Neuropsychological Profiles

Differentiating between alcoholic dementia and AD can be challenging due to overlapping symptoms. However, recent research suggests that characteristic neuropsychological profiles exist for both alcoholic dementia and AD, which may aid in distinguishing between the two disorders. Improvements in cognitive function or the absence of progressive cognitive deficits are factors that can help differentiate alcoholic dementia from AD. Diagnosing alcoholic dementia remains controversial, as it can have multiple causes, including pathological findings consistent with AD, nutritional deficiencies, trauma, and stroke.

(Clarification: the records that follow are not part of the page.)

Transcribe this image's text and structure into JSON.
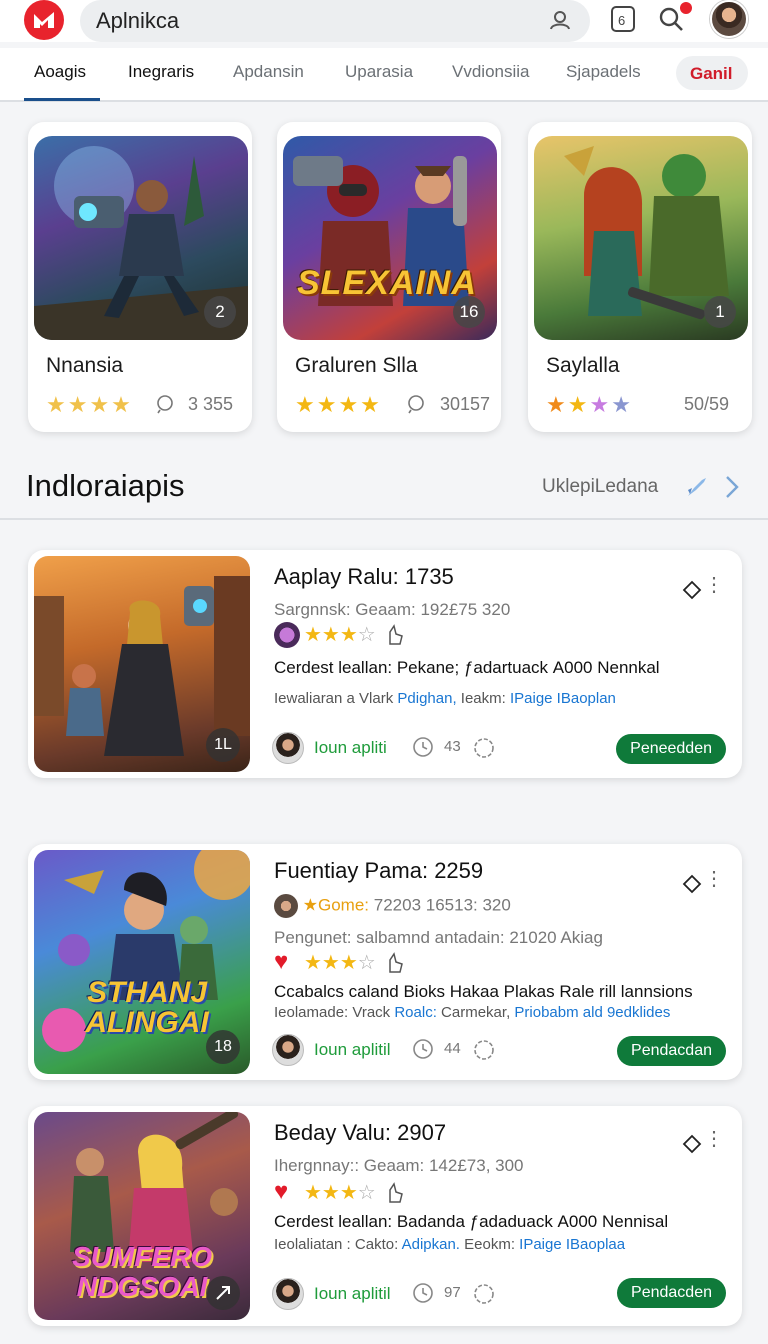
{
  "header": {
    "search_text": "Aplnikca",
    "icons": [
      "brand-logo",
      "profile-icon",
      "tablet-icon",
      "search-icon",
      "notification-dot",
      "user-avatar"
    ],
    "accent": "#e8232d"
  },
  "tabs": [
    {
      "label": "Aoagis",
      "active": true
    },
    {
      "label": "Inegraris"
    },
    {
      "label": "Apdansin"
    },
    {
      "label": "Uparasia"
    },
    {
      "label": "Vvdionsiia"
    },
    {
      "label": "Sjapadels"
    },
    {
      "label": "Ganil",
      "pill": true
    }
  ],
  "featured": [
    {
      "title": "Nnansia",
      "rank": "2",
      "count": "3 355",
      "rating": 4
    },
    {
      "title": "Graluren Slla",
      "rank": "16",
      "count": "30157",
      "rating": 4,
      "logo_text": "SLEXAINA"
    },
    {
      "title": "Saylalla",
      "rank": "1",
      "count": "50/59",
      "rating": 4
    }
  ],
  "section": {
    "title": "Indloraiapis",
    "link": "UklepiLedana"
  },
  "cards": [
    {
      "title": "Aaplay Ralu:  1735",
      "meta": "Sargnnsk: Geaam: 192£75 320",
      "rating": 3,
      "desc": "Cerdest leallan: Pekane; ƒadartuack А000 Nennkal",
      "link_prefix": "Iewaliaran a Vlark",
      "link_a": "Pdighan,",
      "link_mid": "Ieakm:",
      "link_b": "IPaige IBaoplan",
      "author": "Ioun apliti",
      "comments": "43",
      "button": "Peneedden",
      "rank": "1L"
    },
    {
      "title": "Fuentiay Pama: 2259",
      "meta_badge": "Gome:",
      "meta": "72203  16513: 320",
      "meta2": "Pengunet: salbamnd antadain: 21020 Akiag",
      "rating": 3,
      "desc": "Ccabalcs caland Bioks Hakaa Plakas Rale rill lannsions",
      "link_prefix": "Ieolamade:  Vrack",
      "link_a": "Roalc:",
      "link_mid": "Carmekar,",
      "link_b": "Priobabm ald 9edklides",
      "author": "Ioun aplitil",
      "comments": "44",
      "button": "Pendacdan",
      "rank": "18",
      "logo_text": "STHANJ ALINGAI"
    },
    {
      "title": "Beday Valu: 2907",
      "meta": "Ihergnnay:: Geaam: 142£73, 300",
      "rating": 3,
      "desc": "Cerdest leallan: Badanda ƒadaduack А000 Nennisal",
      "link_prefix": "Ieolaliatan : Cakto:",
      "link_a": "Adipkan.",
      "link_mid": "Eeokm:",
      "link_b": "IPaige IBaoplaa",
      "author": "Ioun aplitil",
      "comments": "97",
      "button": "Pendacden",
      "logo_text": "SUMFERO NDGSOAI"
    }
  ]
}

Neuronal Loss and Brain Atrophy

Evidence from postmortem histological analyses indicates that healthy central nervous system aging and alcohol use disorder are not associated with significant neuronal loss. On the other hand, specific neurodegeneration is observed in Alzheimer's disease and Wernicke-Korsakoff syndrome. Uncomplicated alcohol use disorder does not contribute to Alzheimer's disease pathology characterized by the presence of protein inclusions.

Understanding the neurological effects of alcohol misuse is crucial to shed light on the distinct nature of alcohol-related dementia and its impact on the brain. While alcohol misuse can accelerate brain aging, cause cognitive impairments, and contribute to brain atrophy, the effects may be reversible with abstinence. Further research is needed to fully comprehend the relationship between alcohol use and Alzheimer's Disease, as well as the nuances of alcoholic dementia.